“The Senate stands ready to fulfill its constitutional role by offering advice and consent…we will vote to confirm Justice Kennedy’s successor this fall,” McConnell (R-Ky.) said in a floor speech.
Kennedy, 81, announced his retirement — effective July 31 — in a letter to President Donald Trump on Wednesday. Kennedy has served on the high court for more than 30 years. He was appointed by President Ronald Reagan in 1987.
Kennedy cast the deciding vote in many high-profile cases and is regarded by many as the court’s most impartial arbiter. Kennedy wrote the majority opinion in a 2015 case that legalized same-sex marriage. Last week Kennedy wrote the majority opinion in a case that upheld the right of a Colorado baker to refuse to make a wedding cake for a same-sex couple.
Republicans occupy 51 seats in the Senate; Democrats occupy 49 seats. Sen. John McCain (R-Ariz.) is battling brain cancer and has been absent since last December.

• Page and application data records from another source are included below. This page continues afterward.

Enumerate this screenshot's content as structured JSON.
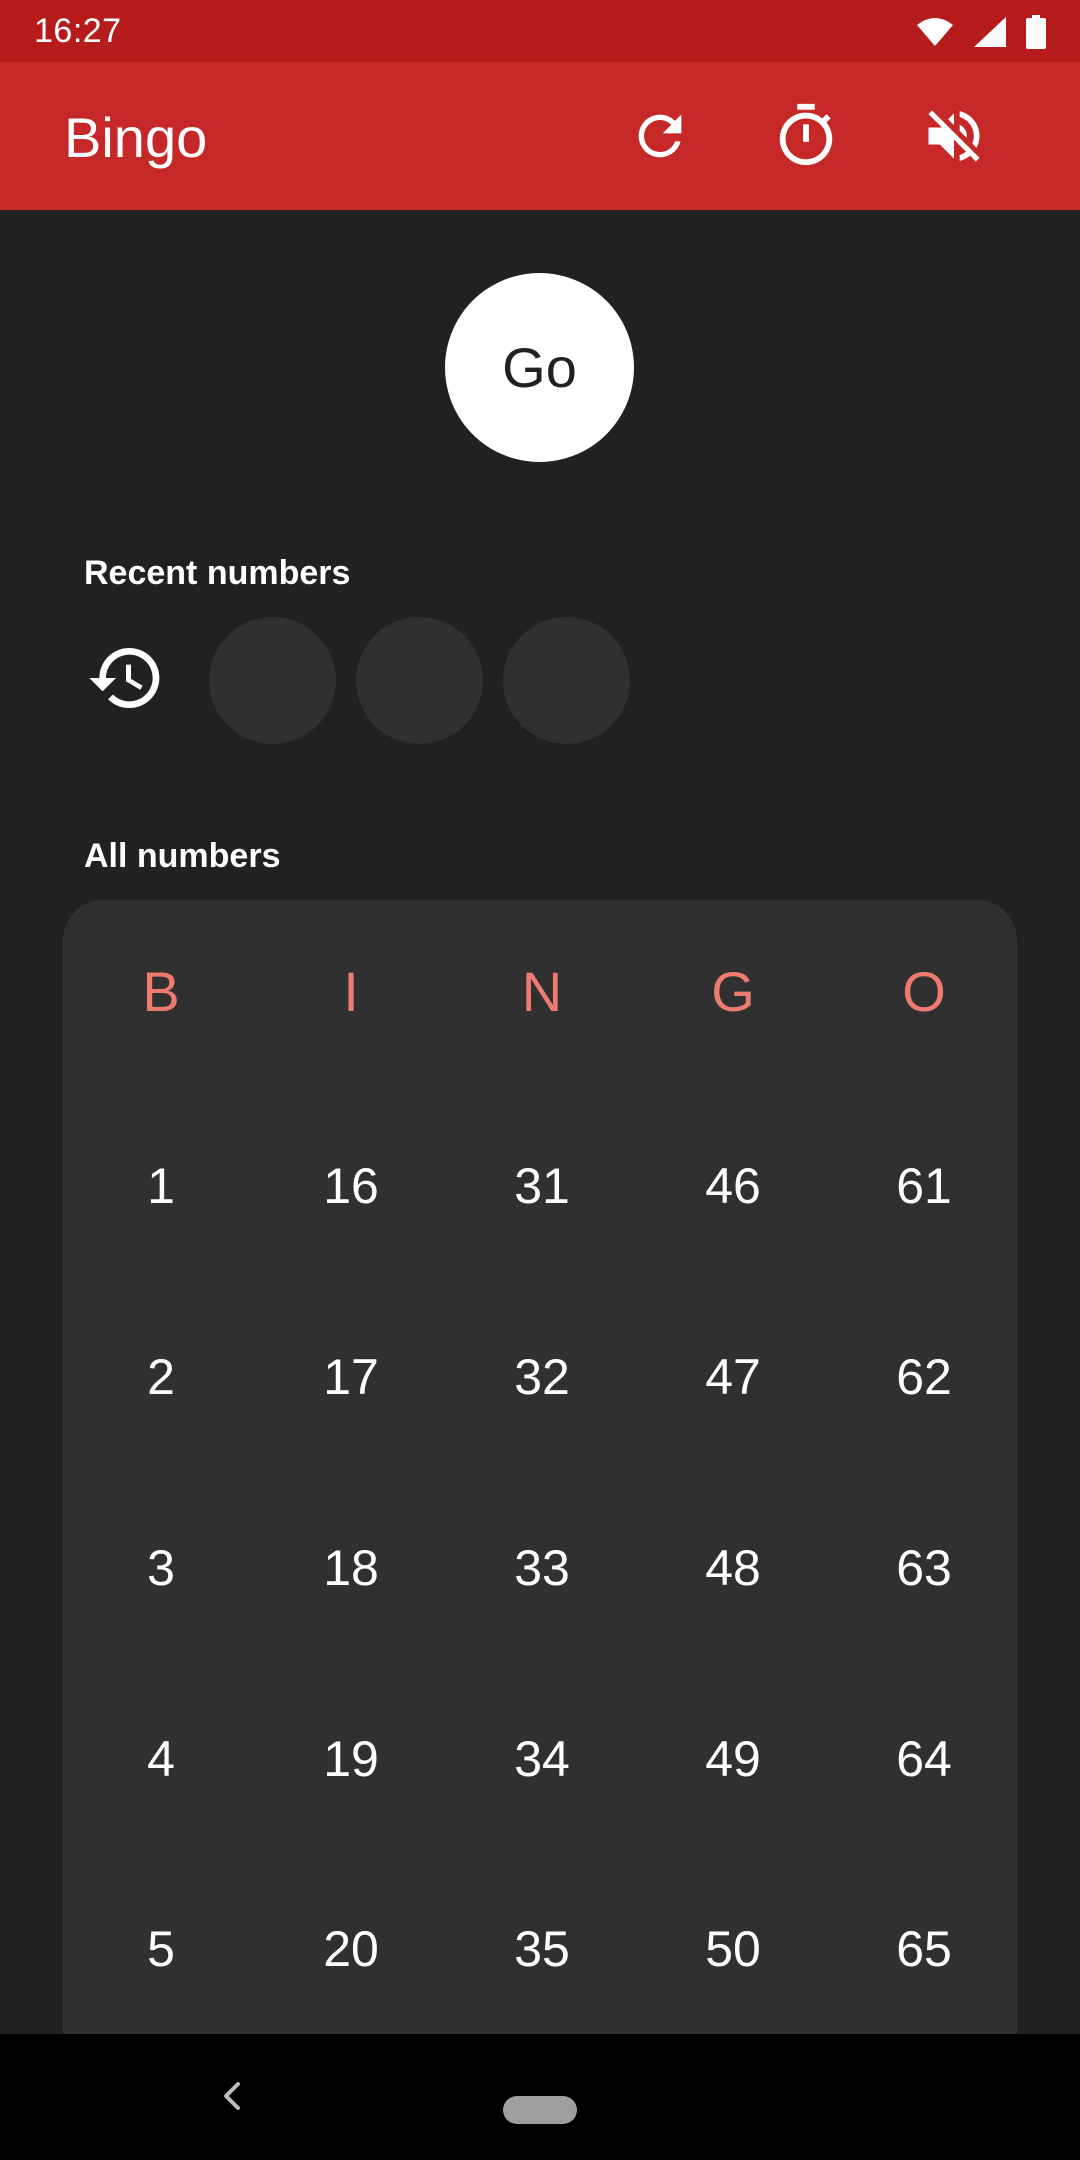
{
  "status_bar": {
    "time": "16:27",
    "icons": [
      "wifi-icon",
      "cellular-signal-icon",
      "battery-icon"
    ]
  },
  "app_bar": {
    "title": "Bingo",
    "actions": [
      "refresh-icon",
      "timer-icon",
      "volume-off-icon"
    ]
  },
  "go_button": {
    "label": "Go"
  },
  "recent": {
    "label": "Recent numbers",
    "history_icon": "history-icon",
    "slots": [
      "",
      "",
      ""
    ]
  },
  "all_numbers": {
    "label": "All numbers",
    "headers": [
      "B",
      "I",
      "N",
      "G",
      "O"
    ],
    "rows": [
      [
        "1",
        "16",
        "31",
        "46",
        "61"
      ],
      [
        "2",
        "17",
        "32",
        "47",
        "62"
      ],
      [
        "3",
        "18",
        "33",
        "48",
        "63"
      ],
      [
        "4",
        "19",
        "34",
        "49",
        "64"
      ],
      [
        "5",
        "20",
        "35",
        "50",
        "65"
      ]
    ]
  },
  "colors": {
    "status_bar": "#b71c1c",
    "app_bar": "#c62828",
    "background": "#212121",
    "board": "#303030",
    "header_letters": "#ef7a70"
  },
  "nav_bar": {
    "icons": [
      "back-icon",
      "home-pill-icon"
    ]
  }
}
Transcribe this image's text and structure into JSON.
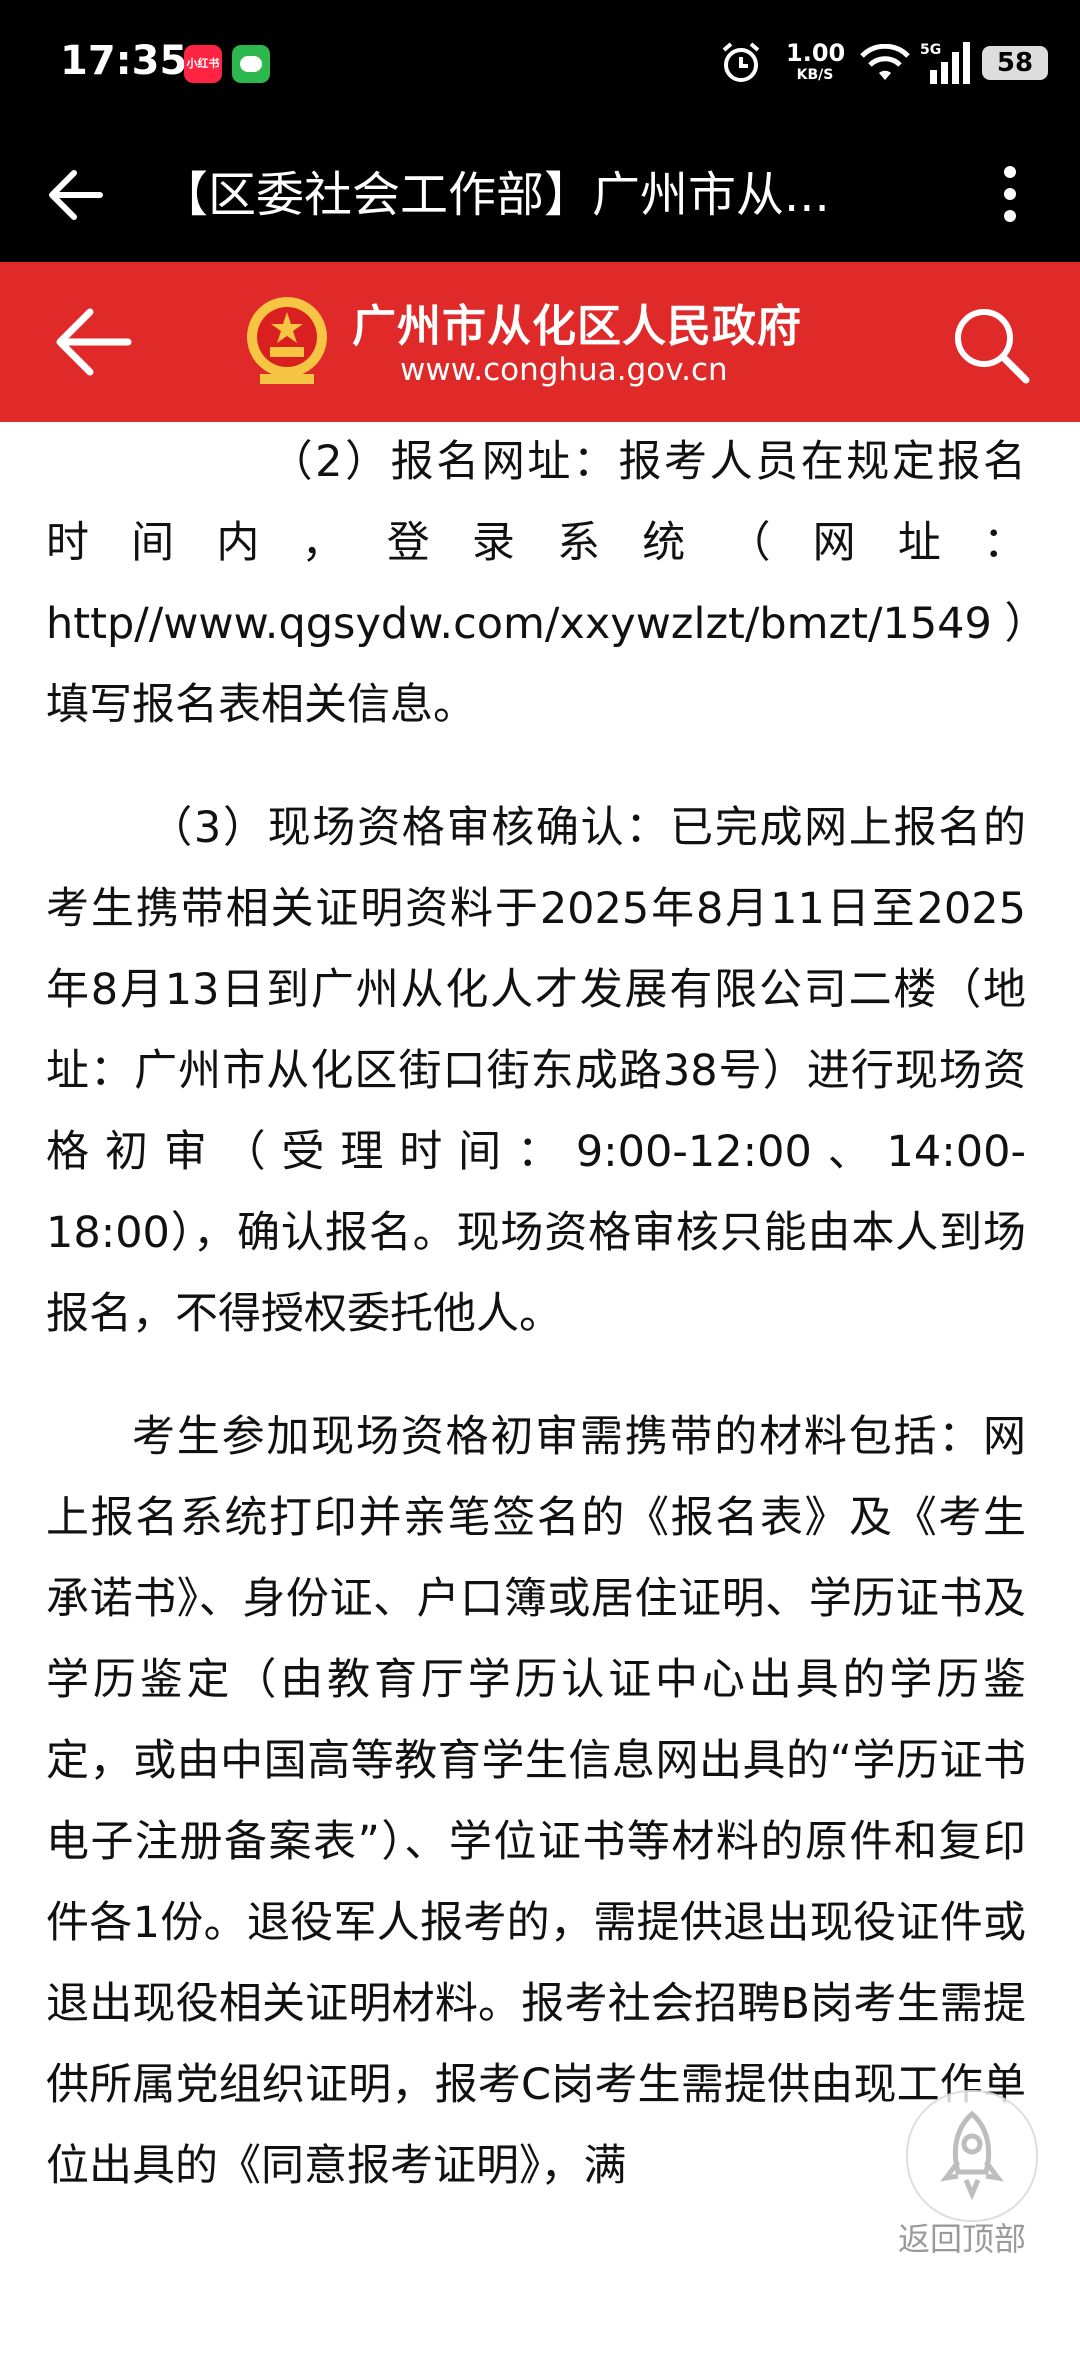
{
  "status_bar": {
    "time": "17:35",
    "app1_label": "小红书",
    "net_speed": "1.00",
    "net_unit": "KB/S",
    "signal_label": "5G",
    "battery": "58"
  },
  "app_bar": {
    "title": "【区委社会工作部】广州市从..."
  },
  "site_header": {
    "name": "广州市从化区人民政府",
    "url": "www.conghua.gov.cn",
    "brand_color": "#e02929"
  },
  "article": {
    "paragraphs": [
      "（2）报名网址：报考人员在规定报名时间内，登录系统（网址：http//www.qgsydw.com/xxywzlzt/bmzt/1549）填写报名表相关信息。",
      "（3）现场资格审核确认：已完成网上报名的考生携带相关证明资料于2025年8月11日至2025年8月13日到广州从化人才发展有限公司二楼（地址：广州市从化区街口街东成路38号）进行现场资格初审（受理时间：9:00-12:00、14:00-18:00），确认报名。现场资格审核只能由本人到场报名，不得授权委托他人。",
      "考生参加现场资格初审需携带的材料包括：网上报名系统打印并亲笔签名的《报名表》及《考生承诺书》、身份证、户口簿或居住证明、学历证书及学历鉴定（由教育厅学历认证中心出具的学历鉴定，或由中国高等教育学生信息网出具的“学历证书电子注册备案表”）、学位证书等材料的原件和复印件各1份。退役军人报考的，需提供退出现役证件或退出现役相关证明材料。报考社会招聘B岗考生需提供所属党组织证明，报考C岗考生需提供由现工作单位出具的《同意报考证明》，满"
    ]
  },
  "back_to_top": {
    "label": "返回顶部"
  }
}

Under the nuclear option, the Senate can cut off debate with 51 votes instead of 60.
The confirmation of Kennedy’s successor would tilt the balance of the nine member court in favor of conservatives.
Senate Minority Leader Chuck Schumer urged Democrats to exercise vigilance.
“This is the most important Supreme Court vacancy for this country in at least a generation,” Schumer (D-N.Y.) said in a floor speech. “Nothing less than the fate of our health care system, reproductive rights for women, and countless other protections for middle-class Americans are at stake.”
Schumer added: “The Senate should reject, on a bipartisan basis, any justice who would overturn Roe v. Wade or undermine key health care protections. The Senate should reject anyone who will instinctively side with powerful special interests over the interests of average Americans.”